Often, investors encounter fees and costs that should never have been on the table in the first place. Consider the case of precious metals. “If someone wants a position in gold, we steer them to a low-cost ETF,” says Kraus. But often investors instead acquire physical gold, which now in addition to a transaction commission leads to annual storage fees. Similarly, investors are enticed into paying significant fees for small positions in alternative investments “so much so that it’s nearly impossible to generate any worthwhile returns given the commensurate risks and illiquidity,” says Kraus. Advisor placement and high annual fees in general to hold small positions sometimes eliminate what would be a solid return from the underlying investments.
Fee structures have become so complex and hidden fees so common that it can be difficult for even the most sophisticated investor to understand. “I can’t think of very many who would [even] want to expend the time required to do so,” says Kraus. “Whenever we take a closer look at anyone’s existing fee structures, in most cases, there’s a vast gulf between what they believe they’re spending and the actual costs.”

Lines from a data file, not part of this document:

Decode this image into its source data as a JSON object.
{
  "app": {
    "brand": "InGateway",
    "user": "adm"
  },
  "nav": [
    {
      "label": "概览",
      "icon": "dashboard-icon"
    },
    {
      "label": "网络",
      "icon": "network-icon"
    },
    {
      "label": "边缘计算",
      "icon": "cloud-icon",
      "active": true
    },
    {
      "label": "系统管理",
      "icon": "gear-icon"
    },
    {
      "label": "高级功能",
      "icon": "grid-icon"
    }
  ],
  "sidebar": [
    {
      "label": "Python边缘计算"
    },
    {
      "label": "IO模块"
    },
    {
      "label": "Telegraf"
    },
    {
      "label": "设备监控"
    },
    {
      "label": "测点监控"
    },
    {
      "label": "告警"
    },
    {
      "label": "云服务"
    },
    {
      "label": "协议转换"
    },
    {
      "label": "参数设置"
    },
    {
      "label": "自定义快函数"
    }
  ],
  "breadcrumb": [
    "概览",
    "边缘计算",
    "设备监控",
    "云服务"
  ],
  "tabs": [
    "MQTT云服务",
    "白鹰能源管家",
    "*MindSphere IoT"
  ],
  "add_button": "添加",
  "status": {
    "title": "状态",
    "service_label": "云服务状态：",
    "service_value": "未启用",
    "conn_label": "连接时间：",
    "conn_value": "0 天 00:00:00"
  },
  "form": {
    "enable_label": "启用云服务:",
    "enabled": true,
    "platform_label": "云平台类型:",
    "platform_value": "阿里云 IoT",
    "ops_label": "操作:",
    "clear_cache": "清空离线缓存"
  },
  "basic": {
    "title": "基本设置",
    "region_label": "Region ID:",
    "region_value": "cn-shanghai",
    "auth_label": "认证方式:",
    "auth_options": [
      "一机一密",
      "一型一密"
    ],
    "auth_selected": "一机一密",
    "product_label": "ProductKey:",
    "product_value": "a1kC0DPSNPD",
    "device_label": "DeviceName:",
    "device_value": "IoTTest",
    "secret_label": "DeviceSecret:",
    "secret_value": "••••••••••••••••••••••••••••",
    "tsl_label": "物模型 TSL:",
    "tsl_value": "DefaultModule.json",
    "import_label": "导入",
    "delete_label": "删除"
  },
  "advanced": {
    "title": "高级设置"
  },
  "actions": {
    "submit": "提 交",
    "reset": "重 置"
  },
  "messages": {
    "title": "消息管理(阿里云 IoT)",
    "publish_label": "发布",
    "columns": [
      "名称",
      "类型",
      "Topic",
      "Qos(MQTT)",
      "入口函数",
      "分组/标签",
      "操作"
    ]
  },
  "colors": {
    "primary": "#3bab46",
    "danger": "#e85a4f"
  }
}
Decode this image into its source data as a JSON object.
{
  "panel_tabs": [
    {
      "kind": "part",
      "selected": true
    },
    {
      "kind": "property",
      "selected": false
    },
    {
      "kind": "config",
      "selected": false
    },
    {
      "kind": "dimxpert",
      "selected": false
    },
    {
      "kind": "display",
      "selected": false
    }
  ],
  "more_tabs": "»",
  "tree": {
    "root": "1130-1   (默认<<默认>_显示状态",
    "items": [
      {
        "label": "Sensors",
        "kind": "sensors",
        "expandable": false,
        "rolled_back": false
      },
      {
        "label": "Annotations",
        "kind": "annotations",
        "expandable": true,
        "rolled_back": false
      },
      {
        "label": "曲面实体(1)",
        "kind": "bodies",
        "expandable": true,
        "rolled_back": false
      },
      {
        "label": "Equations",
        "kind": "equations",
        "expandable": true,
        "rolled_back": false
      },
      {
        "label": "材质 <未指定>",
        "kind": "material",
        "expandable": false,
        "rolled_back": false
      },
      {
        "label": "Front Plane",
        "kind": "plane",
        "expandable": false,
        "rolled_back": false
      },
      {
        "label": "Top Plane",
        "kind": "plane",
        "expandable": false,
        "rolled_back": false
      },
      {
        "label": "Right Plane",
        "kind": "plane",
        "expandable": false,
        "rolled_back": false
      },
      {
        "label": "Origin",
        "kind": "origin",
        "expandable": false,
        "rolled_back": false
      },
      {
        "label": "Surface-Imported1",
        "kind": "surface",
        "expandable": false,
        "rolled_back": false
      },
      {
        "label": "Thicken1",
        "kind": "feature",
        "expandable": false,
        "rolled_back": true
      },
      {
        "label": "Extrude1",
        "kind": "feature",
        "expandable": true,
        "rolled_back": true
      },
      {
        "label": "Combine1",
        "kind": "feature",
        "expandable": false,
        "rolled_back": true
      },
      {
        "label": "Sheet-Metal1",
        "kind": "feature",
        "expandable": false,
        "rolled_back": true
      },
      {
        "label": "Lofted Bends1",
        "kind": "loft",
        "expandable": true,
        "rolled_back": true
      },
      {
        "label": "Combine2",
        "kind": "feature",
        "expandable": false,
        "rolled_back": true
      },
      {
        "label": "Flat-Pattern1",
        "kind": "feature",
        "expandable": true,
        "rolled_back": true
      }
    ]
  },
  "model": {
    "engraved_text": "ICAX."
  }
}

What Kraus strongly recommends “is that HNW investors get together with their advisors and wealth managers and demand a detailed accounting of their fees, commissions and product costs, including managers and mutual funds.” Be certain, says Kraus, “to ask to see this performed for every aspect of the relationship: every account, every product. It should be done annually if possible as well.”
Many institutions, says Kraus, “will balk, delay or otherwise say this isn’t feasible.” But the truth, he says, is that drilling down within the account and even to the transaction level is, for these firms, a relatively easy matter. Firm systems typically allow a perusal of transactions over almost any time period.
It is a fact, says Kraus, that the overall trend in the wealth management industry “is toward greater complexity and [diminished] transparency.” Kraus maintains that the only way to avoid hidden and unnecessary fees and costs is to drill deeply into every relationship and transaction of any significance. To this end, he suggests, “speak with us, and we can forensically evaluate the various manager and broker fees and even the turnover on the fund since most aren’t being managed for taxable clients.” It is only with such details and transparency “that an HNW investor can be clear on the actual costs of the relationship.”
To learn more, read “Reality Check: High-Net-Worth Investors Face Trends Of Lackluster Service and Performance.”
Written in partnership with Forbes Insights.